New Jersey bankruptcy Article
The New York Times
By VICKIE ELMER
May 17, 2012
ONE prescription for avoiding another real estate bubble is that banks tighten up mortgage requirements. Now, a new Federal Reserve report indicates that lenders have indeed been doing just that.
A majority of banks are less likely to offer loans to people with a FICO credit score of 620 and a 10 percent down payment than they were in 2006, according to the report. Lenders were also less likely to do so even for those with a score of 720.
Such stricter standards have drawn the attention of Ben S. Bernanke, the chairman of the Federal Reserve, who last week told a bankers group that “current standards may be limiting or preventing lending to many creditworthy borrowers.”
For those with lower credit scores, the math is stark: A borrower with a credit score of 720 can expect a rate of 3.70 percent on a 30-year, $300,000 fixed-rate mortgage, according to myfico.com, while someone with a score of 620 to 639 can expect a 5.07 percent rate — or an extra $242 per monthly payment.
“If you don’t have good credit, you’re not going to get that crazy low rate,” said Deborah MacKenzie, the director of counseling at the Housing Development Fund, a nonprofit group in Stamford, Conn. But she and other experts said there were tactics that consumers could use to raise their scores.
First, though, it is worth noting that median credit scores are rising, as people reduce debt and spend less in tight economic times, said Joanne Gaskin, the director of product management and global scoring at FICO, the provider of one of the most popular credit scores used by lenders. Some 18 percent of Americans now have scores of 800 to 850, while 15 percent are below 550, according to FICO data. Through “good behavior,” Ms. Gaskin said, you could raise your credit score by as much as 100 points in a year.
Often lenders will review your scores from the three big credit agencies, and they use the middle number to evaluate you. “That becomes your risk number,” said Tracy Becker, the founder of North Shore Advisory in Tarrytown, N.Y., a national credit score specialist.
Start by obtaining your three credit reports (available free once a year at AnnualCreditReport.com, or call 1-877-322-8228), and study them carefully for errors or omissions. If you think your score labels you as a higher risk, Ms. MacKenzie suggests signing up for a first-time homeowners class through a counseling agency certified by the federal Department of Housing and Urban Development.
According to FICO, the two biggest factors in your credit score are your payment history, which accounts for 35 percent of the score, and the amounts owed, accounting for 30 percent.
Knowing that, Ms. Gaskin said, an effective way to raise your score is to reduce your balances on credit cards.

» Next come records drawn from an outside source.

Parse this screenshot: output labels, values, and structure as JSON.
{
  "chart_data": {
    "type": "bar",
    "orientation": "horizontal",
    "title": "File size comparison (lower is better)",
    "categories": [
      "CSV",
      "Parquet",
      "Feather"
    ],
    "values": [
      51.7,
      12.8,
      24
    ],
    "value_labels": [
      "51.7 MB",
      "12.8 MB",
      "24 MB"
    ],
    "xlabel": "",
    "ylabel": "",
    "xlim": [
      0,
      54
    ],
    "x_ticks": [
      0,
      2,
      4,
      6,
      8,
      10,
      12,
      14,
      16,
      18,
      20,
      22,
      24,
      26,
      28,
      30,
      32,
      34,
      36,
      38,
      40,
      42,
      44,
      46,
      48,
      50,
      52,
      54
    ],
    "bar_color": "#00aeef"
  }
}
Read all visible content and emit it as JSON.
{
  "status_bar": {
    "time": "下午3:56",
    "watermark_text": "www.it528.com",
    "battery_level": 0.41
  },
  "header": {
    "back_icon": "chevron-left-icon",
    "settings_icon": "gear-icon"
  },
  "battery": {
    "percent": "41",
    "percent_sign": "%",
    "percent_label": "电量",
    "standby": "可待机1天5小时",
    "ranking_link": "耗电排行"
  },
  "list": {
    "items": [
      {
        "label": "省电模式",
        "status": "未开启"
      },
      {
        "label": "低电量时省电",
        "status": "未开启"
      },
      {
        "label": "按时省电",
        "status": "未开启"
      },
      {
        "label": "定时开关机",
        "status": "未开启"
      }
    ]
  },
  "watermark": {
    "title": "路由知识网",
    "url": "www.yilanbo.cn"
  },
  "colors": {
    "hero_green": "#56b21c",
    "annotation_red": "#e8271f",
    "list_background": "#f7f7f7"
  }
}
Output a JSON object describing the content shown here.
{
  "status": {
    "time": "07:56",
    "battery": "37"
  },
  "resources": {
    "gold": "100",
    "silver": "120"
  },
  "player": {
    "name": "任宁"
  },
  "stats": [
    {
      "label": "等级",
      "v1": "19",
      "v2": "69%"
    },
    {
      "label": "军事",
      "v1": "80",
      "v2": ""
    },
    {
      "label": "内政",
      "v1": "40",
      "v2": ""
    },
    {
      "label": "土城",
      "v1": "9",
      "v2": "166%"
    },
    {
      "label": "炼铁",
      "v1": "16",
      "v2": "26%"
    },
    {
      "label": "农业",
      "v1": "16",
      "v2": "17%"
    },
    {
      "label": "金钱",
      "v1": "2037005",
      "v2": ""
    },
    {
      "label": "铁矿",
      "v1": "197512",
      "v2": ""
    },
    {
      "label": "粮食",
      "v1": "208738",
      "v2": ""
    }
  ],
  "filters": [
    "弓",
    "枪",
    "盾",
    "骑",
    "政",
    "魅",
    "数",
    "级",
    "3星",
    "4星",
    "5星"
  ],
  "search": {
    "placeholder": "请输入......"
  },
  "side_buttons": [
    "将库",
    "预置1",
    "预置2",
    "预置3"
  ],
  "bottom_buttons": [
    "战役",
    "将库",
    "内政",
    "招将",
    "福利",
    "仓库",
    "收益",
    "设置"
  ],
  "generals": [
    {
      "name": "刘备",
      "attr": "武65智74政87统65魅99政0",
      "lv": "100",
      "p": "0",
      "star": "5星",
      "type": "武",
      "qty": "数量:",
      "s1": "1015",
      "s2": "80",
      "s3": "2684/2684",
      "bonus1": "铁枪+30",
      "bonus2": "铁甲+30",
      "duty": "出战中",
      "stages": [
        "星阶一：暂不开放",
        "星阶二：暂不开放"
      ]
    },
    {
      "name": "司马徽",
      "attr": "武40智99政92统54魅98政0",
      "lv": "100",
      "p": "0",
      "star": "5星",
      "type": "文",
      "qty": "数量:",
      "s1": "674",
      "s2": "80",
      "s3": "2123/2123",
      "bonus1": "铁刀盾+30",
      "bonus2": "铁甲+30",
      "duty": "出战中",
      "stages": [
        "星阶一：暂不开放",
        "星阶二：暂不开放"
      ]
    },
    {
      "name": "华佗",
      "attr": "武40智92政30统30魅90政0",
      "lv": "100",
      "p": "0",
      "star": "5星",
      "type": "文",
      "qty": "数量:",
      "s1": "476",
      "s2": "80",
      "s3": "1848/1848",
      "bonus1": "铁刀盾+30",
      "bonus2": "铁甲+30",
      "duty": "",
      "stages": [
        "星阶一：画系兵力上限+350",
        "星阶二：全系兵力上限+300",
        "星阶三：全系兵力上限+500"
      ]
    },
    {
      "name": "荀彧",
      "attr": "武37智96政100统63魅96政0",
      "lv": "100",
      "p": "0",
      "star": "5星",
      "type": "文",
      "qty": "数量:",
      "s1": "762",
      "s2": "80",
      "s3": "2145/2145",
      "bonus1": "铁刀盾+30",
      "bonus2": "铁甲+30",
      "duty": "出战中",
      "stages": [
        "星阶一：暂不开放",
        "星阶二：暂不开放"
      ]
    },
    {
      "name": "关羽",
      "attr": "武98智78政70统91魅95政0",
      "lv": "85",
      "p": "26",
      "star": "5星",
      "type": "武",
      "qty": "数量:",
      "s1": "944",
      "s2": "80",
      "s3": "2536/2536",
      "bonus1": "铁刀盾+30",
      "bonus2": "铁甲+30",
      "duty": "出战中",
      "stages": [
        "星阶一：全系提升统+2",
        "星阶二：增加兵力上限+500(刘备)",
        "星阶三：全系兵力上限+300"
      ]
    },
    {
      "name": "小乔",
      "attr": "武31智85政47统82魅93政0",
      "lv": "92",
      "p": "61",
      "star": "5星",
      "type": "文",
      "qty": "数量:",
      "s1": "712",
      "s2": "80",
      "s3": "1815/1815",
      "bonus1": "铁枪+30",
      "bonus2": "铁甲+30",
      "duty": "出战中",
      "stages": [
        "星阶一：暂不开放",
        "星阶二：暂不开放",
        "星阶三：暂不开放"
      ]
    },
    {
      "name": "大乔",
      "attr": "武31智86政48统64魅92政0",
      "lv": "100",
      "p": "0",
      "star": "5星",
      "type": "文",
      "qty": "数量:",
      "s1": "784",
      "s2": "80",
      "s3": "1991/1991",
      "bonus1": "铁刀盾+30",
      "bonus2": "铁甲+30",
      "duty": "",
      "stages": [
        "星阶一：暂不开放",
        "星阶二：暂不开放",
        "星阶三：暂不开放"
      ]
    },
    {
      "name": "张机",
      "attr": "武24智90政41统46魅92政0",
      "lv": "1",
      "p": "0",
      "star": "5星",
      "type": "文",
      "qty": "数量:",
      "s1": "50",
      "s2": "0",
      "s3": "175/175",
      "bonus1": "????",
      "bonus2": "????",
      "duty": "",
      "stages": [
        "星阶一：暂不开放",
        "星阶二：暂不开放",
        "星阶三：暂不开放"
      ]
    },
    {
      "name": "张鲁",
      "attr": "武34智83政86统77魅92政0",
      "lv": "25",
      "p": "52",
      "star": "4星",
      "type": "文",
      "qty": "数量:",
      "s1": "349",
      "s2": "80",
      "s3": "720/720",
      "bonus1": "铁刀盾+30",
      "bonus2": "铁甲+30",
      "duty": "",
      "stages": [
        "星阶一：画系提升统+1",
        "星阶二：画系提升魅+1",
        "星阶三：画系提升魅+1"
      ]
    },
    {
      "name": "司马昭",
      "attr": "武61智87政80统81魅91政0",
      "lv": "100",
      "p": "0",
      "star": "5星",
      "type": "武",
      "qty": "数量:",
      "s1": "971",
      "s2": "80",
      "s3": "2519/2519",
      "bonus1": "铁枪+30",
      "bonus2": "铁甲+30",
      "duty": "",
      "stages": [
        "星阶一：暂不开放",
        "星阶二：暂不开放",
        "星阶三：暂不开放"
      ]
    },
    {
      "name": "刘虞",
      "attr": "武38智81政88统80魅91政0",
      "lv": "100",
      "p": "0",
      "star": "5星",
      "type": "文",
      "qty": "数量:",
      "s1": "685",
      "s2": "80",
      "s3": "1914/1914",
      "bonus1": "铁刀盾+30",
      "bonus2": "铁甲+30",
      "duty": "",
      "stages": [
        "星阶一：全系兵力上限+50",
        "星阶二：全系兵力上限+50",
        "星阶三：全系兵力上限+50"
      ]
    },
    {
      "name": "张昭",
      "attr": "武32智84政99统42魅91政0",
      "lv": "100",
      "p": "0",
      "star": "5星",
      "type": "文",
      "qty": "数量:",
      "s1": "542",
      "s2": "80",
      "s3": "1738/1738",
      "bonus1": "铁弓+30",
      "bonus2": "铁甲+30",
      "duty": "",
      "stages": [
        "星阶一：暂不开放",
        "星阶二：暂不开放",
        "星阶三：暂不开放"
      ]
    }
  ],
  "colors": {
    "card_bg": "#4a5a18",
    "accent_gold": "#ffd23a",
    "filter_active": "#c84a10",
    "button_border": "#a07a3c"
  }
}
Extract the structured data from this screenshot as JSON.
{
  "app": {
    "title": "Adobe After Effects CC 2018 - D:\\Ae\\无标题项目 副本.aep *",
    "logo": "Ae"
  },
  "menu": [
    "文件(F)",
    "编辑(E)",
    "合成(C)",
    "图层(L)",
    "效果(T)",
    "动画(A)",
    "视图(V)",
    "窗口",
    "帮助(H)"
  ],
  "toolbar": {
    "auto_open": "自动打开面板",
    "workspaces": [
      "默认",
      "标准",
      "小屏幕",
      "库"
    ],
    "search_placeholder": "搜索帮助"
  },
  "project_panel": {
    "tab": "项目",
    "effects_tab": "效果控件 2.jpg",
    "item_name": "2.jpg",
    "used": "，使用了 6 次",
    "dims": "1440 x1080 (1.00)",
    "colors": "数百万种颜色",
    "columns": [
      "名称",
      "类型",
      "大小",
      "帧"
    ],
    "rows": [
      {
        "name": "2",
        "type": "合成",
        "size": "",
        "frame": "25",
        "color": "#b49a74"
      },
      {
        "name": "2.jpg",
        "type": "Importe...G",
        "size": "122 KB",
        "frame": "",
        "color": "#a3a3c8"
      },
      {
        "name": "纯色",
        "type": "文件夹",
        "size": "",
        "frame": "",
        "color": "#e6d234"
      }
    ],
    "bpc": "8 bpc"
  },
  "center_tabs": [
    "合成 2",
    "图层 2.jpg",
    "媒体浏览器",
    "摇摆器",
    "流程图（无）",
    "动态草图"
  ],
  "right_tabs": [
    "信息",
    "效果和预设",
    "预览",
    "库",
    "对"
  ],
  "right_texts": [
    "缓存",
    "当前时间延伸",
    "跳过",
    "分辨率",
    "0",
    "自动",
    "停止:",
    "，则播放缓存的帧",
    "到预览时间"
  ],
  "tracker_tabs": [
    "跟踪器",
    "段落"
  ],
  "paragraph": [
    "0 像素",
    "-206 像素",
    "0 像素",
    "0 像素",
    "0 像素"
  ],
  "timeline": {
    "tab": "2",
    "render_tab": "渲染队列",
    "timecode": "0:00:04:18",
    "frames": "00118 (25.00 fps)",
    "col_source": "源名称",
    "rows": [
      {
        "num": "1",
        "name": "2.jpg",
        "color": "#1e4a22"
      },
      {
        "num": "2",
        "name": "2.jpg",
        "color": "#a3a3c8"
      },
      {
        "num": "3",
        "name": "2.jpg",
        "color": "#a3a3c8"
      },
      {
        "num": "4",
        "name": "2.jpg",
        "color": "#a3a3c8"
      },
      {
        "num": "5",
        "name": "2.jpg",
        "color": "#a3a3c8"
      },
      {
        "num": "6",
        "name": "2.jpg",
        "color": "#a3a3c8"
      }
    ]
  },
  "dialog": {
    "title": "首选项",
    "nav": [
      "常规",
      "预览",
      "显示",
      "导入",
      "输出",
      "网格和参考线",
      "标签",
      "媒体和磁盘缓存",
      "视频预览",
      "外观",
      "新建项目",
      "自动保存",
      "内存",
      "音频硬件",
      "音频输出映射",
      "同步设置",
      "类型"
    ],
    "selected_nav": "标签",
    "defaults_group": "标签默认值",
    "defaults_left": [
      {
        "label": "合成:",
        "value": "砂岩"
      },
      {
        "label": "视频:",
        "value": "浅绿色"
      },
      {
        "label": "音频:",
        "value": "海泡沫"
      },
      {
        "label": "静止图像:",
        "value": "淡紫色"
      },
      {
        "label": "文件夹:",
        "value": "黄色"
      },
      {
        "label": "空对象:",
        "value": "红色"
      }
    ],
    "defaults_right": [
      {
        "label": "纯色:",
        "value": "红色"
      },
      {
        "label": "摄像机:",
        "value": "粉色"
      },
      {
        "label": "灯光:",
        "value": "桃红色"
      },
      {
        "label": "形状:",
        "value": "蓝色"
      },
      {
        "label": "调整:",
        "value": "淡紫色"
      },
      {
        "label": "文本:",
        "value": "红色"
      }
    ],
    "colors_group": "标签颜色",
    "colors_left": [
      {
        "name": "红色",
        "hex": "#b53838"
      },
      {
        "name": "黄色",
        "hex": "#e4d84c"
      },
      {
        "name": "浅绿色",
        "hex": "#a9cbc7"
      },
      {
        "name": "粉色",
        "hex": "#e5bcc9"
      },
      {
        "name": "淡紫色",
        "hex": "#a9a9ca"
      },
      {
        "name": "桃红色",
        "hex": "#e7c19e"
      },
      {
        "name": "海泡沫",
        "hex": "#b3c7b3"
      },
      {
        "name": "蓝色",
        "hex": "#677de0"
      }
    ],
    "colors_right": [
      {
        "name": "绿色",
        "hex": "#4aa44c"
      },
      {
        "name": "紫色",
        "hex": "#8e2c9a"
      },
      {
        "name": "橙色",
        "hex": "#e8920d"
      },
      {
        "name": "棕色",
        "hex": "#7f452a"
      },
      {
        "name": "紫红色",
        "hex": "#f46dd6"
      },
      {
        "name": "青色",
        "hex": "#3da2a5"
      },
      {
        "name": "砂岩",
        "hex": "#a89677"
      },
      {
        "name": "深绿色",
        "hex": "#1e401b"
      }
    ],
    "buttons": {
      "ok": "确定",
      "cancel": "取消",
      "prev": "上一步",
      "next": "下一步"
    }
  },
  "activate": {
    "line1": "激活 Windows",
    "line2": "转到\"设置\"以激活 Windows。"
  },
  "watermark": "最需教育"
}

She notes, however, that if an account is in collection, it is too late to improve your credit score by paying it off. The notation that an account is in collection is what lowers the score, she said, so consumers may get more mileage by paying down active credit-card balances and other debts first.
Though mistakes and bankruptcies may stay on your credit report for seven years, lenders will generally be more likely to overlook late payments that happened two or more years ago than more recent ones, Ms. MacKenzie said. “A late payment that occurs this month when you’re applying for a mortgage is deadly,” she said.
Another way to bolster your credit is by asking creditors with whom you have a good track record to report to a credit agency, Ms. Gaskin said. That could include a landlord or a utility.
Improving your credit could take three to four months, or it could take as long as 18 months. “It isn’t an easy fix,” said Carol Yopp, a program manager for the Long Island Housing Partnership and a former mortgage underwriter. “Don’t expect it to happen overnight.”